*EXERCISE REQUIREMENTS*: The full set of entries should be repeated without a single change.

Start of DATA LISTING

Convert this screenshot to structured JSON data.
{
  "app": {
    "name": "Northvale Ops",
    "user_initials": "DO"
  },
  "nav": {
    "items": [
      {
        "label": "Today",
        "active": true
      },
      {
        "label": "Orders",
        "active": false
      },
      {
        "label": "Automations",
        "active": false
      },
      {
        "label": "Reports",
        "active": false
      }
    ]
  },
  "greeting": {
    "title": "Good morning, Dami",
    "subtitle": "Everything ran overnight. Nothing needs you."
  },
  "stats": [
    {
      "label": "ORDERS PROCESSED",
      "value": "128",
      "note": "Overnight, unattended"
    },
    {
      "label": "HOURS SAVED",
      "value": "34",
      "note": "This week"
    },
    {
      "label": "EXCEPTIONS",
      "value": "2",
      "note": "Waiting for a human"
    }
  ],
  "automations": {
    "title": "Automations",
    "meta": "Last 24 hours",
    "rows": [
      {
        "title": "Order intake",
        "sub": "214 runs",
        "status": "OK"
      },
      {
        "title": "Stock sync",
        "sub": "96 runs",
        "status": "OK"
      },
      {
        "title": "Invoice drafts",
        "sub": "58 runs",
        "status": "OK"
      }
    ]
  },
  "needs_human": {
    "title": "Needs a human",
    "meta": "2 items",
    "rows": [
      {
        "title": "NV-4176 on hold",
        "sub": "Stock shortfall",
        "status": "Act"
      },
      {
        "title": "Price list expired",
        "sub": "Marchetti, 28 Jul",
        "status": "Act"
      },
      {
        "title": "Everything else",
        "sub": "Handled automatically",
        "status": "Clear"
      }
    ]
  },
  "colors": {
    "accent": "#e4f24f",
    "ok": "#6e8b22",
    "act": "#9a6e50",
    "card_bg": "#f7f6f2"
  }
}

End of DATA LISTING

*REPLY*:
Convert this screenshot to structured JSON data.
{
  "app": {
    "name": "Northvale Ops",
    "user_initials": "DO"
  },
  "nav": {
    "items": [
      {
        "label": "Today",
        "active": true
      },
      {
        "label": "Orders",
        "active": false
      },
      {
        "label": "Automations",
        "active": false
      },
      {
        "label": "Reports",
        "active": false
      }
    ]
  },
  "greeting": {
    "title": "Good morning, Dami",
    "subtitle": "Everything ran overnight. Nothing needs you."
  },
  "stats": [
    {
      "label": "ORDERS PROCESSED",
      "value": "128",
      "note": "Overnight, unattended"
    },
    {
      "label": "HOURS SAVED",
      "value": "34",
      "note": "This week"
    },
    {
      "label": "EXCEPTIONS",
      "value": "2",
      "note": "Waiting for a human"
    }
  ],
  "automations": {
    "title": "Automations",
    "meta": "Last 24 hours",
    "rows": [
      {
        "title": "Order intake",
        "sub": "214 runs",
        "status": "OK"
      },
      {
        "title": "Stock sync",
        "sub": "96 runs",
        "status": "OK"
      },
      {
        "title": "Invoice drafts",
        "sub": "58 runs",
        "status": "OK"
      }
    ]
  },
  "needs_human": {
    "title": "Needs a human",
    "meta": "2 items",
    "rows": [
      {
        "title": "NV-4176 on hold",
        "sub": "Stock shortfall",
        "status": "Act"
      },
      {
        "title": "Price list expired",
        "sub": "Marchetti, 28 Jul",
        "status": "Act"
      },
      {
        "title": "Everything else",
        "sub": "Handled automatically",
        "status": "Clear"
      }
    ]
  },
  "colors": {
    "accent": "#e4f24f",
    "ok": "#6e8b22",
    "act": "#9a6e50",
    "card_bg": "#f7f6f2"
  }
}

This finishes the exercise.